Exercise brief: Your output must match the records below character for character.

----------------------------------------

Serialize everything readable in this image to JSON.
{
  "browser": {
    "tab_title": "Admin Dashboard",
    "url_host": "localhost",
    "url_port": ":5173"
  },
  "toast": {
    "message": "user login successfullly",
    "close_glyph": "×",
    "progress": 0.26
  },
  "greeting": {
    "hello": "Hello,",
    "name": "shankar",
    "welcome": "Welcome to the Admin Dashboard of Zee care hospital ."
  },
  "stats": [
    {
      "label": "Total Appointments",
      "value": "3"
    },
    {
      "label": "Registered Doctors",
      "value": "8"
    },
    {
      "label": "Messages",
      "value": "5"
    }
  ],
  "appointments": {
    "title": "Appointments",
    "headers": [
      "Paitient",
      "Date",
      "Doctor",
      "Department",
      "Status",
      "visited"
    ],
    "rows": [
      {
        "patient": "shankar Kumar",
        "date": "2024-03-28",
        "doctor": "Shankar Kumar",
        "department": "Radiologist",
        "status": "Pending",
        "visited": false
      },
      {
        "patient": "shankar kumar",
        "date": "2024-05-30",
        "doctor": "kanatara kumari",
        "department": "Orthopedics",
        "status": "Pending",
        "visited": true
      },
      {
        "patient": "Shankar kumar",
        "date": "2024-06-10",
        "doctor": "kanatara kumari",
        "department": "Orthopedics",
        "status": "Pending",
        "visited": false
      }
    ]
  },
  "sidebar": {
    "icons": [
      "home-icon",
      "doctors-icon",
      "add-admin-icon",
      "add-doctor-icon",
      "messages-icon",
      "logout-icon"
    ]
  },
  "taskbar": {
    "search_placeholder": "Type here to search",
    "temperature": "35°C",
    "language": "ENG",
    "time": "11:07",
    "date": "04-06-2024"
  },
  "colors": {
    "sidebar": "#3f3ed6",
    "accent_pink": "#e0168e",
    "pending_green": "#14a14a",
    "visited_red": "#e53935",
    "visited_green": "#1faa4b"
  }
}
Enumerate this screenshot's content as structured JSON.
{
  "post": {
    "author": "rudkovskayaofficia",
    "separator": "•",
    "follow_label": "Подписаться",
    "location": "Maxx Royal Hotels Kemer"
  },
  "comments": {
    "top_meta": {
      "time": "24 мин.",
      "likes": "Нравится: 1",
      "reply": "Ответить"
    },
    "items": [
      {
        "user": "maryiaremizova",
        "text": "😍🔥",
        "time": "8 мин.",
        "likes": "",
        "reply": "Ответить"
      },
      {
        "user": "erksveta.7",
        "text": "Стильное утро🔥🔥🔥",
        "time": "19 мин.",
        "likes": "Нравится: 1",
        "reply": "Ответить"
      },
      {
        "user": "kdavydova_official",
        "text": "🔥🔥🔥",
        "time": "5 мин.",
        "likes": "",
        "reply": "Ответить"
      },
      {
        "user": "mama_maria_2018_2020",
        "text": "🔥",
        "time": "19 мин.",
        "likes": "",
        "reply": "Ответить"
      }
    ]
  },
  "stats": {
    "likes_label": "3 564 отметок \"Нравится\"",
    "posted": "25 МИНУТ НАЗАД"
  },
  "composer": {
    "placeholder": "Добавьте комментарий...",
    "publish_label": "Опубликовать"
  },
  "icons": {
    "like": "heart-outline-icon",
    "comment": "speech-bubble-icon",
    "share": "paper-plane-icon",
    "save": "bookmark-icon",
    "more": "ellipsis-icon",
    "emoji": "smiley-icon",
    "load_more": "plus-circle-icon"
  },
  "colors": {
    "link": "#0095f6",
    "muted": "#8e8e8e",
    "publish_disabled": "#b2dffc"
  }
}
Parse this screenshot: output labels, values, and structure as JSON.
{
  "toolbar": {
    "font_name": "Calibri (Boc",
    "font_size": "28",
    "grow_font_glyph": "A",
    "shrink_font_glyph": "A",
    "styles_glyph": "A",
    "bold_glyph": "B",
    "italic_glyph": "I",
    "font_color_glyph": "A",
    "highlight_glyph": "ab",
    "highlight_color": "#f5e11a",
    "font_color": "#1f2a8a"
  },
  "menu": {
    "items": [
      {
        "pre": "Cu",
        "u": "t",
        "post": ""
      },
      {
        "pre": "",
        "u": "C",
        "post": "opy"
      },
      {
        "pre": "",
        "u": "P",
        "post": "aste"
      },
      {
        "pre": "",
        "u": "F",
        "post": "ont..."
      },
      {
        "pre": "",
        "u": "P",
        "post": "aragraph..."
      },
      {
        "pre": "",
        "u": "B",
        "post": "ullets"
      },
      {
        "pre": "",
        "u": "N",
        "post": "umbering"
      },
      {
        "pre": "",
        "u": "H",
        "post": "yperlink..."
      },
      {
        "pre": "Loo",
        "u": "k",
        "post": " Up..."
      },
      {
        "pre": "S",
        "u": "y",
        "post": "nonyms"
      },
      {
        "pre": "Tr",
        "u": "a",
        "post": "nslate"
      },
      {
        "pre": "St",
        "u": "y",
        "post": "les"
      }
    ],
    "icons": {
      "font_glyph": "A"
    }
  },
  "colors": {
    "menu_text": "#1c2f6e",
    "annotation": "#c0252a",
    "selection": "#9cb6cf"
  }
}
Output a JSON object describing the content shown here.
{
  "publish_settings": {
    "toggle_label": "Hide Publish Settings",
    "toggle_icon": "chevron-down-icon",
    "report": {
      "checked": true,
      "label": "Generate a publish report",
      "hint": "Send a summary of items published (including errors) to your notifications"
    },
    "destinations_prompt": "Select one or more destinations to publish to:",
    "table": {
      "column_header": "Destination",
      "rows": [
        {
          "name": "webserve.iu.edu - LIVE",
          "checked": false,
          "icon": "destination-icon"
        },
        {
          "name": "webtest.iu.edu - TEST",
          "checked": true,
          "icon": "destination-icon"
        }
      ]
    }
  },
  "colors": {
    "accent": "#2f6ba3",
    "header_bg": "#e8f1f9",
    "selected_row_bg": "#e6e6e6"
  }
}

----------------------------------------

Worked solution:
Serialize everything readable in this image to JSON.
{
  "browser": {
    "tab_title": "Admin Dashboard",
    "url_host": "localhost",
    "url_port": ":5173"
  },
  "toast": {
    "message": "user login successfullly",
    "close_glyph": "×",
    "progress": 0.26
  },
  "greeting": {
    "hello": "Hello,",
    "name": "shankar",
    "welcome": "Welcome to the Admin Dashboard of Zee care hospital ."
  },
  "stats": [
    {
      "label": "Total Appointments",
      "value": "3"
    },
    {
      "label": "Registered Doctors",
      "value": "8"
    },
    {
      "label": "Messages",
      "value": "5"
    }
  ],
  "appointments": {
    "title": "Appointments",
    "headers": [
      "Paitient",
      "Date",
      "Doctor",
      "Department",
      "Status",
      "visited"
    ],
    "rows": [
      {
        "patient": "shankar Kumar",
        "date": "2024-03-28",
        "doctor": "Shankar Kumar",
        "department": "Radiologist",
        "status": "Pending",
        "visited": false
      },
      {
        "patient": "shankar kumar",
        "date": "2024-05-30",
        "doctor": "kanatara kumari",
        "department": "Orthopedics",
        "status": "Pending",
        "visited": true
      },
      {
        "patient": "Shankar kumar",
        "date": "2024-06-10",
        "doctor": "kanatara kumari",
        "department": "Orthopedics",
        "status": "Pending",
        "visited": false
      }
    ]
  },
  "sidebar": {
    "icons": [
      "home-icon",
      "doctors-icon",
      "add-admin-icon",
      "add-doctor-icon",
      "messages-icon",
      "logout-icon"
    ]
  },
  "taskbar": {
    "search_placeholder": "Type here to search",
    "temperature": "35°C",
    "language": "ENG",
    "time": "11:07",
    "date": "04-06-2024"
  },
  "colors": {
    "sidebar": "#3f3ed6",
    "accent_pink": "#e0168e",
    "pending_green": "#14a14a",
    "visited_red": "#e53935",
    "visited_green": "#1faa4b"
  }
}
Enumerate this screenshot's content as structured JSON.
{
  "post": {
    "author": "rudkovskayaofficia",
    "separator": "•",
    "follow_label": "Подписаться",
    "location": "Maxx Royal Hotels Kemer"
  },
  "comments": {
    "top_meta": {
      "time": "24 мин.",
      "likes": "Нравится: 1",
      "reply": "Ответить"
    },
    "items": [
      {
        "user": "maryiaremizova",
        "text": "😍🔥",
        "time": "8 мин.",
        "likes": "",
        "reply": "Ответить"
      },
      {
        "user": "erksveta.7",
        "text": "Стильное утро🔥🔥🔥",
        "time": "19 мин.",
        "likes": "Нравится: 1",
        "reply": "Ответить"
      },
      {
        "user": "kdavydova_official",
        "text": "🔥🔥🔥",
        "time": "5 мин.",
        "likes": "",
        "reply": "Ответить"
      },
      {
        "user": "mama_maria_2018_2020",
        "text": "🔥",
        "time": "19 мин.",
        "likes": "",
        "reply": "Ответить"
      }
    ]
  },
  "stats": {
    "likes_label": "3 564 отметок \"Нравится\"",
    "posted": "25 МИНУТ НАЗАД"
  },
  "composer": {
    "placeholder": "Добавьте комментарий...",
    "publish_label": "Опубликовать"
  },
  "icons": {
    "like": "heart-outline-icon",
    "comment": "speech-bubble-icon",
    "share": "paper-plane-icon",
    "save": "bookmark-icon",
    "more": "ellipsis-icon",
    "emoji": "smiley-icon",
    "load_more": "plus-circle-icon"
  },
  "colors": {
    "link": "#0095f6",
    "muted": "#8e8e8e",
    "publish_disabled": "#b2dffc"
  }
}
Parse this screenshot: output labels, values, and structure as JSON.
{
  "toolbar": {
    "font_name": "Calibri (Boc",
    "font_size": "28",
    "grow_font_glyph": "A",
    "shrink_font_glyph": "A",
    "styles_glyph": "A",
    "bold_glyph": "B",
    "italic_glyph": "I",
    "font_color_glyph": "A",
    "highlight_glyph": "ab",
    "highlight_color": "#f5e11a",
    "font_color": "#1f2a8a"
  },
  "menu": {
    "items": [
      {
        "pre": "Cu",
        "u": "t",
        "post": ""
      },
      {
        "pre": "",
        "u": "C",
        "post": "opy"
      },
      {
        "pre": "",
        "u": "P",
        "post": "aste"
      },
      {
        "pre": "",
        "u": "F",
        "post": "ont..."
      },
      {
        "pre": "",
        "u": "P",
        "post": "aragraph..."
      },
      {
        "pre": "",
        "u": "B",
        "post": "ullets"
      },
      {
        "pre": "",
        "u": "N",
        "post": "umbering"
      },
      {
        "pre": "",
        "u": "H",
        "post": "yperlink..."
      },
      {
        "pre": "Loo",
        "u": "k",
        "post": " Up..."
      },
      {
        "pre": "S",
        "u": "y",
        "post": "nonyms"
      },
      {
        "pre": "Tr",
        "u": "a",
        "post": "nslate"
      },
      {
        "pre": "St",
        "u": "y",
        "post": "les"
      }
    ],
    "icons": {
      "font_glyph": "A"
    }
  },
  "colors": {
    "menu_text": "#1c2f6e",
    "annotation": "#c0252a",
    "selection": "#9cb6cf"
  }
}
Output a JSON object describing the content shown here.
{
  "publish_settings": {
    "toggle_label": "Hide Publish Settings",
    "toggle_icon": "chevron-down-icon",
    "report": {
      "checked": true,
      "label": "Generate a publish report",
      "hint": "Send a summary of items published (including errors) to your notifications"
    },
    "destinations_prompt": "Select one or more destinations to publish to:",
    "table": {
      "column_header": "Destination",
      "rows": [
        {
          "name": "webserve.iu.edu - LIVE",
          "checked": false,
          "icon": "destination-icon"
        },
        {
          "name": "webtest.iu.edu - TEST",
          "checked": true,
          "icon": "destination-icon"
        }
      ]
    }
  },
  "colors": {
    "accent": "#2f6ba3",
    "header_bg": "#e8f1f9",
    "selected_row_bg": "#e6e6e6"
  }
}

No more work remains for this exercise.